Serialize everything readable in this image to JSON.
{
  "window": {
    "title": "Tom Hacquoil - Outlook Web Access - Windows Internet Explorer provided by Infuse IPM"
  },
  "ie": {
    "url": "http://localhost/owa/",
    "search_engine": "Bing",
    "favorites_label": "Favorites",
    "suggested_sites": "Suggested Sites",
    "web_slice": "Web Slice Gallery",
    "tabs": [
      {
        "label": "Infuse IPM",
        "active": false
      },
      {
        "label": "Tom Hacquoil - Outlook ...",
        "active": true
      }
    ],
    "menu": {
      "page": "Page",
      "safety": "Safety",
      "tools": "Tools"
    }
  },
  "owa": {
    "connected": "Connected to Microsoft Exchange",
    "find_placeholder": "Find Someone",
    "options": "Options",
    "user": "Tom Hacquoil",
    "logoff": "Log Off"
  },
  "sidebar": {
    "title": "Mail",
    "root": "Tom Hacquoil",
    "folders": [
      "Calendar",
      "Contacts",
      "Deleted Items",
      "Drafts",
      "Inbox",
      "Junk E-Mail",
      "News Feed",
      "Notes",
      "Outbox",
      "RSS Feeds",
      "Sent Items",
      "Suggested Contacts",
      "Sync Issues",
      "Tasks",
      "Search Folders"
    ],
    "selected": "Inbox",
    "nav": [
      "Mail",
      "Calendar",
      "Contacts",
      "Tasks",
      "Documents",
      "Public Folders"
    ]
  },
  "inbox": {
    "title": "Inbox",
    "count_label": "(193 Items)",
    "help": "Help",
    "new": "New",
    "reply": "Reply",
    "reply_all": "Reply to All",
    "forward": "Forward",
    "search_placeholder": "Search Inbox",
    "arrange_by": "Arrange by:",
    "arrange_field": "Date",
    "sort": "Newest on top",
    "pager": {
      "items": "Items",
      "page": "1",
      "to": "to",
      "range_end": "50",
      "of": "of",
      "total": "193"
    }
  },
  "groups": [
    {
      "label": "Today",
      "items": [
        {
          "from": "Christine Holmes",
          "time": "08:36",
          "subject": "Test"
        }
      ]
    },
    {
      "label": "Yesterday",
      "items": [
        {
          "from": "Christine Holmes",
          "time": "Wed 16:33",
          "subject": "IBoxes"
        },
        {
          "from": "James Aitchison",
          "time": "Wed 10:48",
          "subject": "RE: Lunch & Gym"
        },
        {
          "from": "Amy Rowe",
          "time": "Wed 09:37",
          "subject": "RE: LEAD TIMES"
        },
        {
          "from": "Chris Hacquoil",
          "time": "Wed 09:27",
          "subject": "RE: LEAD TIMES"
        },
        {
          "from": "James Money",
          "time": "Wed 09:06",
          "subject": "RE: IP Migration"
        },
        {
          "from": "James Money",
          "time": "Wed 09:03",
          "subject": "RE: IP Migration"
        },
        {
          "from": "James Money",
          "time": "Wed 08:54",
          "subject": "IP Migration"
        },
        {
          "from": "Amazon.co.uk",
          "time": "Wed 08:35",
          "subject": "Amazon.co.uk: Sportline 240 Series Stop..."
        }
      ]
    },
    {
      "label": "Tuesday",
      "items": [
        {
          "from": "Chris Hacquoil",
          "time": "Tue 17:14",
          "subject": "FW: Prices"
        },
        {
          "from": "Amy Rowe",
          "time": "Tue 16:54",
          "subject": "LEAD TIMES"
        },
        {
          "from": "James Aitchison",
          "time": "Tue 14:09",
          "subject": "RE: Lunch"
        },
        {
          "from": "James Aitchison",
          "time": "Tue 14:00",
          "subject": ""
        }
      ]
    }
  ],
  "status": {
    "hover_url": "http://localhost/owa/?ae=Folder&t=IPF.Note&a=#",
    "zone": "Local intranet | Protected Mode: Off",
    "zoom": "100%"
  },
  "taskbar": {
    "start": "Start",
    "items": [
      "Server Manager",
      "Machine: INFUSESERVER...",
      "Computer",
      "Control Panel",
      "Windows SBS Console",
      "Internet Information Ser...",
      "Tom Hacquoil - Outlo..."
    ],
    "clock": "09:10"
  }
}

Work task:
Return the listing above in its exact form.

Response area:
Serialize everything readable in this image to JSON.
{
  "window": {
    "title": "Tom Hacquoil - Outlook Web Access - Windows Internet Explorer provided by Infuse IPM"
  },
  "ie": {
    "url": "http://localhost/owa/",
    "search_engine": "Bing",
    "favorites_label": "Favorites",
    "suggested_sites": "Suggested Sites",
    "web_slice": "Web Slice Gallery",
    "tabs": [
      {
        "label": "Infuse IPM",
        "active": false
      },
      {
        "label": "Tom Hacquoil - Outlook ...",
        "active": true
      }
    ],
    "menu": {
      "page": "Page",
      "safety": "Safety",
      "tools": "Tools"
    }
  },
  "owa": {
    "connected": "Connected to Microsoft Exchange",
    "find_placeholder": "Find Someone",
    "options": "Options",
    "user": "Tom Hacquoil",
    "logoff": "Log Off"
  },
  "sidebar": {
    "title": "Mail",
    "root": "Tom Hacquoil",
    "folders": [
      "Calendar",
      "Contacts",
      "Deleted Items",
      "Drafts",
      "Inbox",
      "Junk E-Mail",
      "News Feed",
      "Notes",
      "Outbox",
      "RSS Feeds",
      "Sent Items",
      "Suggested Contacts",
      "Sync Issues",
      "Tasks",
      "Search Folders"
    ],
    "selected": "Inbox",
    "nav": [
      "Mail",
      "Calendar",
      "Contacts",
      "Tasks",
      "Documents",
      "Public Folders"
    ]
  },
  "inbox": {
    "title": "Inbox",
    "count_label": "(193 Items)",
    "help": "Help",
    "new": "New",
    "reply": "Reply",
    "reply_all": "Reply to All",
    "forward": "Forward",
    "search_placeholder": "Search Inbox",
    "arrange_by": "Arrange by:",
    "arrange_field": "Date",
    "sort": "Newest on top",
    "pager": {
      "items": "Items",
      "page": "1",
      "to": "to",
      "range_end": "50",
      "of": "of",
      "total": "193"
    }
  },
  "groups": [
    {
      "label": "Today",
      "items": [
        {
          "from": "Christine Holmes",
          "time": "08:36",
          "subject": "Test"
        }
      ]
    },
    {
      "label": "Yesterday",
      "items": [
        {
          "from": "Christine Holmes",
          "time": "Wed 16:33",
          "subject": "IBoxes"
        },
        {
          "from": "James Aitchison",
          "time": "Wed 10:48",
          "subject": "RE: Lunch & Gym"
        },
        {
          "from": "Amy Rowe",
          "time": "Wed 09:37",
          "subject": "RE: LEAD TIMES"
        },
        {
          "from": "Chris Hacquoil",
          "time": "Wed 09:27",
          "subject": "RE: LEAD TIMES"
        },
        {
          "from": "James Money",
          "time": "Wed 09:06",
          "subject": "RE: IP Migration"
        },
        {
          "from": "James Money",
          "time": "Wed 09:03",
          "subject": "RE: IP Migration"
        },
        {
          "from": "James Money",
          "time": "Wed 08:54",
          "subject": "IP Migration"
        },
        {
          "from": "Amazon.co.uk",
          "time": "Wed 08:35",
          "subject": "Amazon.co.uk: Sportline 240 Series Stop..."
        }
      ]
    },
    {
      "label": "Tuesday",
      "items": [
        {
          "from": "Chris Hacquoil",
          "time": "Tue 17:14",
          "subject": "FW: Prices"
        },
        {
          "from": "Amy Rowe",
          "time": "Tue 16:54",
          "subject": "LEAD TIMES"
        },
        {
          "from": "James Aitchison",
          "time": "Tue 14:09",
          "subject": "RE: Lunch"
        },
        {
          "from": "James Aitchison",
          "time": "Tue 14:00",
          "subject": ""
        }
      ]
    }
  ],
  "status": {
    "hover_url": "http://localhost/owa/?ae=Folder&t=IPF.Note&a=#",
    "zone": "Local intranet | Protected Mode: Off",
    "zoom": "100%"
  },
  "taskbar": {
    "start": "Start",
    "items": [
      "Server Manager",
      "Machine: INFUSESERVER...",
      "Computer",
      "Control Panel",
      "Windows SBS Console",
      "Internet Information Ser...",
      "Tom Hacquoil - Outlo..."
    ],
    "clock": "09:10"
  }
}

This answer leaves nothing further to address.